At this point we decided that it was time for a late lunch. And we went over to the Lost Continent section to award-winning restaurant Mythos. We found that there was a one-hour waiting list. My husband and I took that time just to sit comfortably on an outside patio while our daughter and son-in-law went to one other ride. They went to Poseidon’s Fury which, it turns out, is not really a ride but rather just an interesting series of rooms with a storyline and series of simulations. From their description, it would have been very easy for me in my wheelchair, but possibly difficult for anyone with difficulties walking and standing. They reported that it was very well done and enjoyable.
Lunch at Mythos was very good. The building was fully handicapped accessible, although it didn’t look like it would be. But in my wheelchair we really did have to use a whole series of ramps to get to our table.
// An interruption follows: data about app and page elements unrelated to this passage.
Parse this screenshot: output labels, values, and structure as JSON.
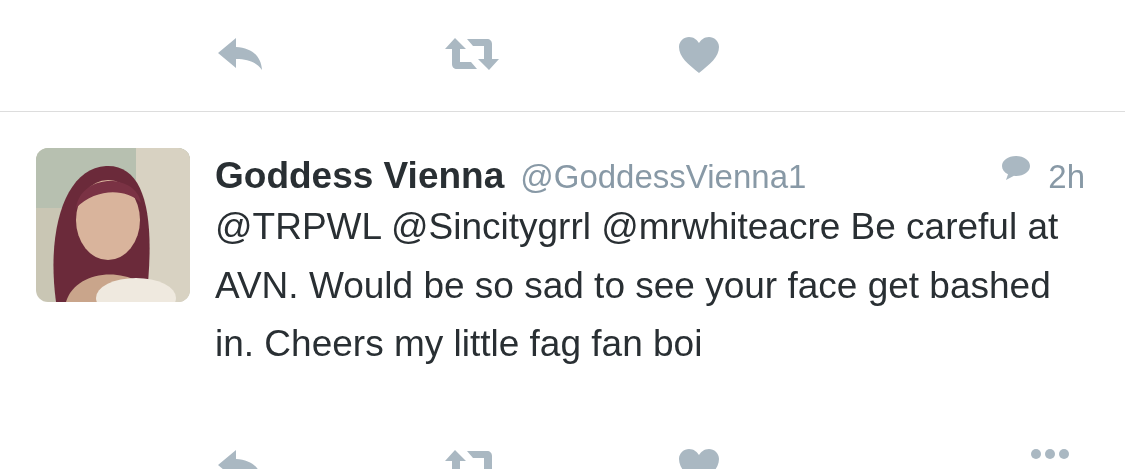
{
  "previous_tweet": {
    "actions": [
      {
        "kind": "reply"
      },
      {
        "kind": "retweet"
      },
      {
        "kind": "like"
      }
    ]
  },
  "tweet": {
    "name": "Goddess Vienna",
    "handle": "@GoddessVienna1",
    "time": "2h",
    "text": "@TRPWL @Sincitygrrl @mrwhiteacre Be careful at AVN. Would be so sad to see your face get bashed in. Cheers my little fag fan boi",
    "actions": [
      {
        "kind": "reply"
      },
      {
        "kind": "retweet"
      },
      {
        "kind": "like"
      },
      {
        "kind": "more"
      }
    ]
  }
}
It was a similar ramped pathway to get to the restroom. The food was excellent and not much more expensive than food of that type would be outside a theme park.
The day was now getting late, but we had hoped to add one more ride – Skull Island: Reign of Kong. Throughout the day there had been times when we had been told by employees and ride status signs, that this ride was not running. By the time that we were thinking of leaving, it was running but had a 90-minute wait. We opted out, which was unfortunate because my daughter had very much been looking forward to that ride. If I have one criticism of Universal it would be at they need to ensure that all their rides are running all the time. We heard from more than one park employee that problems with that ride apparently occur frequently.
Our final stops before leaving were for ice cream cones and souvenirs. Actually, the souvenirs were so pricey that we didn’t buy any. Our mementos would have to be our photos! Having arrived there close to their 9am opening, we made it to 5:30 pm. My chair’s power had gone down to a single green bar or only yellows. Not too bad. But I had been careful to turn it off whenever we were sitting, in order to conserve power.
Two park employees had given this advice for any future trips – they recommended that we load the park’s app into our phones which would allow us to look at the wait times on various rides. Upon arriving at the park, they suggested that we try to go to the ones that typically have the longest waiting lines, first. Unfortunately, we received this advice late in the day when most lines were already quite long. And I don’t think my chair would have been very tolerant of going back and forth between many rides. In the end, I believe that for a power wheelchair user, the best plan may be to accept whatever lines are, and just start from one end of the park and loop around, back to the beginning. to avoid covering additional ground unnecessarily.
All of the restrooms had very acceptable handicapped accessible stalls. Unfortunately, some of the entrances were very tight and the bathrooms were crowded, so required some jostling.
As with any travel, when one is in a wheelchair, planning is very important. We were grateful that we got there early and identified which rides were must-dos for us. Everything was accessible to me as a wheelchair user. I know that it was helpful that I can stand-pivot in terms of getting into the rides. I’m not sure how do-able it would have been if I would have had to slide or be lifted.
My conclusions? Universal Islands of Adventure has a lot to offer visitors with disabilities. It can be a long day for anyone but, by choosing carefully, a lot can be experienced!
And, they showed me that, if you aren’t prone to motion sickness, at Universal Islands of Adventure, you can fly!